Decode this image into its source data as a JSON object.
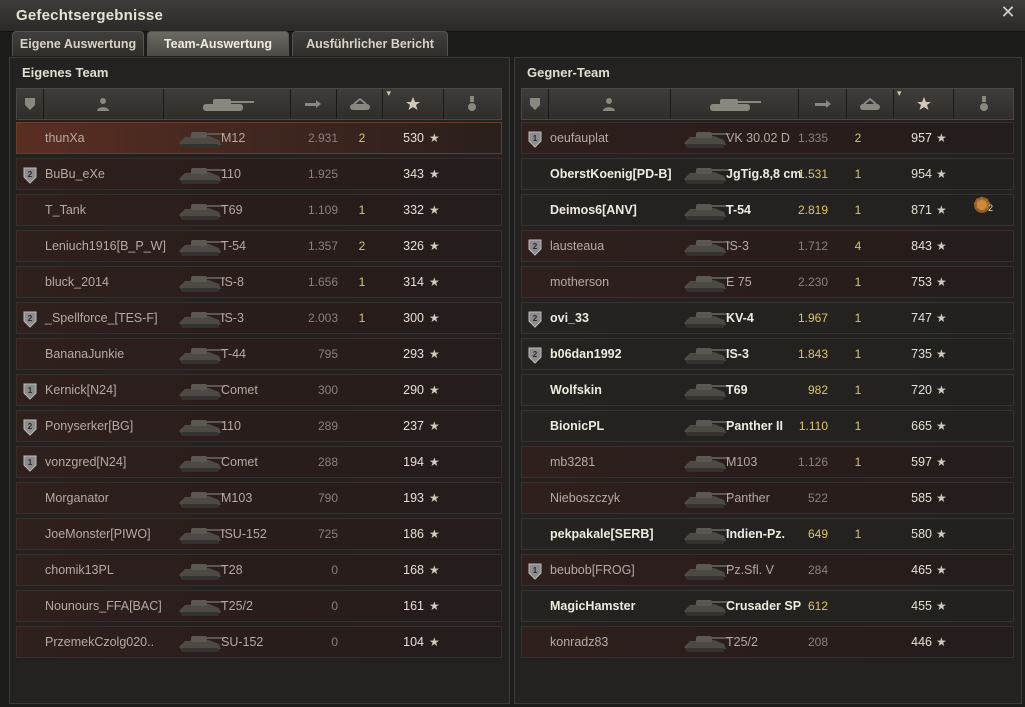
{
  "window": {
    "title": "Gefechtsergebnisse"
  },
  "tabs": [
    {
      "label": "Eigene Auswertung",
      "active": false
    },
    {
      "label": "Team-Auswertung",
      "active": true
    },
    {
      "label": "Ausführlicher Bericht",
      "active": false
    }
  ],
  "left_team": {
    "title": "Eigenes Team",
    "players": [
      {
        "name": "thunXa",
        "vehicle": "M12",
        "damage": "2.931",
        "kills": "2",
        "xp": "530",
        "badge": "",
        "status": "self"
      },
      {
        "name": "BuBu_eXe",
        "vehicle": "110",
        "damage": "1.925",
        "kills": "",
        "xp": "343",
        "badge": "2",
        "status": "destroyed"
      },
      {
        "name": "T_Tank",
        "vehicle": "T69",
        "damage": "1.109",
        "kills": "1",
        "xp": "332",
        "badge": "",
        "status": "destroyed"
      },
      {
        "name": "Leniuch1916[B_P_W]",
        "vehicle": "T-54",
        "damage": "1.357",
        "kills": "2",
        "xp": "326",
        "badge": "",
        "status": "destroyed"
      },
      {
        "name": "bluck_2014",
        "vehicle": "IS-8",
        "damage": "1.656",
        "kills": "1",
        "xp": "314",
        "badge": "",
        "status": "destroyed"
      },
      {
        "name": "_Spellforce_[TES-F]",
        "vehicle": "IS-3",
        "damage": "2.003",
        "kills": "1",
        "xp": "300",
        "badge": "2",
        "status": "destroyed"
      },
      {
        "name": "BananaJunkie",
        "vehicle": "T-44",
        "damage": "795",
        "kills": "",
        "xp": "293",
        "badge": "",
        "status": "destroyed"
      },
      {
        "name": "Kernick[N24]",
        "vehicle": "Comet",
        "damage": "300",
        "kills": "",
        "xp": "290",
        "badge": "1",
        "status": "destroyed"
      },
      {
        "name": "Ponyserker[BG]",
        "vehicle": "110",
        "damage": "289",
        "kills": "",
        "xp": "237",
        "badge": "2",
        "status": "destroyed"
      },
      {
        "name": "vonzgred[N24]",
        "vehicle": "Comet",
        "damage": "288",
        "kills": "",
        "xp": "194",
        "badge": "1",
        "status": "destroyed"
      },
      {
        "name": "Morganator",
        "vehicle": "M103",
        "damage": "790",
        "kills": "",
        "xp": "193",
        "badge": "",
        "status": "destroyed"
      },
      {
        "name": "JoeMonster[PIWO]",
        "vehicle": "ISU-152",
        "damage": "725",
        "kills": "",
        "xp": "186",
        "badge": "",
        "status": "destroyed"
      },
      {
        "name": "chomik13PL",
        "vehicle": "T28",
        "damage": "0",
        "kills": "",
        "xp": "168",
        "badge": "",
        "status": "destroyed"
      },
      {
        "name": "Nounours_FFA[BAC]",
        "vehicle": "T25/2",
        "damage": "0",
        "kills": "",
        "xp": "161",
        "badge": "",
        "status": "destroyed"
      },
      {
        "name": "PrzemekCzolg020..",
        "vehicle": "SU-152",
        "damage": "0",
        "kills": "",
        "xp": "104",
        "badge": "",
        "status": "destroyed"
      }
    ]
  },
  "right_team": {
    "title": "Gegner-Team",
    "players": [
      {
        "name": "oeufauplat",
        "vehicle": "VK 30.02 D",
        "damage": "1.335",
        "kills": "2",
        "xp": "957",
        "badge": "1",
        "status": "destroyed"
      },
      {
        "name": "OberstKoenig[PD-B]",
        "vehicle": "JgTig.8,8 cm",
        "damage": "1.531",
        "kills": "1",
        "xp": "954",
        "badge": "",
        "status": "alive"
      },
      {
        "name": "Deimos6[ANV]",
        "vehicle": "T-54",
        "damage": "2.819",
        "kills": "1",
        "xp": "871",
        "badge": "",
        "status": "alive",
        "medal": "2"
      },
      {
        "name": "lausteaua",
        "vehicle": "IS-3",
        "damage": "1.712",
        "kills": "4",
        "xp": "843",
        "badge": "2",
        "status": "destroyed"
      },
      {
        "name": "motherson",
        "vehicle": "E 75",
        "damage": "2.230",
        "kills": "1",
        "xp": "753",
        "badge": "",
        "status": "destroyed"
      },
      {
        "name": "ovi_33",
        "vehicle": "KV-4",
        "damage": "1.967",
        "kills": "1",
        "xp": "747",
        "badge": "2",
        "status": "alive"
      },
      {
        "name": "b06dan1992",
        "vehicle": "IS-3",
        "damage": "1.843",
        "kills": "1",
        "xp": "735",
        "badge": "2",
        "status": "alive"
      },
      {
        "name": "Wolfskin",
        "vehicle": "T69",
        "damage": "982",
        "kills": "1",
        "xp": "720",
        "badge": "",
        "status": "alive"
      },
      {
        "name": "BionicPL",
        "vehicle": "Panther II",
        "damage": "1.110",
        "kills": "1",
        "xp": "665",
        "badge": "",
        "status": "alive"
      },
      {
        "name": "mb3281",
        "vehicle": "M103",
        "damage": "1.126",
        "kills": "1",
        "xp": "597",
        "badge": "",
        "status": "destroyed"
      },
      {
        "name": "Nieboszczyk",
        "vehicle": "Panther",
        "damage": "522",
        "kills": "",
        "xp": "585",
        "badge": "",
        "status": "destroyed"
      },
      {
        "name": "pekpakale[SERB]",
        "vehicle": "Indien-Pz.",
        "damage": "649",
        "kills": "1",
        "xp": "580",
        "badge": "",
        "status": "alive"
      },
      {
        "name": "beubob[FROG]",
        "vehicle": "Pz.Sfl. V",
        "damage": "284",
        "kills": "",
        "xp": "465",
        "badge": "1",
        "status": "destroyed"
      },
      {
        "name": "MagicHamster",
        "vehicle": "Crusader SP",
        "damage": "612",
        "kills": "",
        "xp": "455",
        "badge": "",
        "status": "alive"
      },
      {
        "name": "konradz83",
        "vehicle": "T25/2",
        "damage": "208",
        "kills": "",
        "xp": "446",
        "badge": "",
        "status": "destroyed"
      }
    ]
  },
  "columns": [
    {
      "id": "badge",
      "icon": "shield-icon"
    },
    {
      "id": "player",
      "icon": "person-icon"
    },
    {
      "id": "vehicle",
      "icon": "tank-icon"
    },
    {
      "id": "damage",
      "icon": "damage-icon"
    },
    {
      "id": "kills",
      "icon": "destroyed-tanks-icon"
    },
    {
      "id": "xp",
      "icon": "star-icon",
      "sorted": true
    },
    {
      "id": "medals",
      "icon": "medal-icon"
    }
  ],
  "colors": {
    "accent": "#d9c27a",
    "self_row": "#5a2f22",
    "destroyed_row": "#2a1d1b",
    "alive_row": "#252320"
  },
  "star_glyph": "★",
  "close_glyph": "✕"
}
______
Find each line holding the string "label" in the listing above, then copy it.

      "label": "Eigene Auswertung",
      "label": "Team-Auswertung",
      "label": "Ausführlicher Bericht",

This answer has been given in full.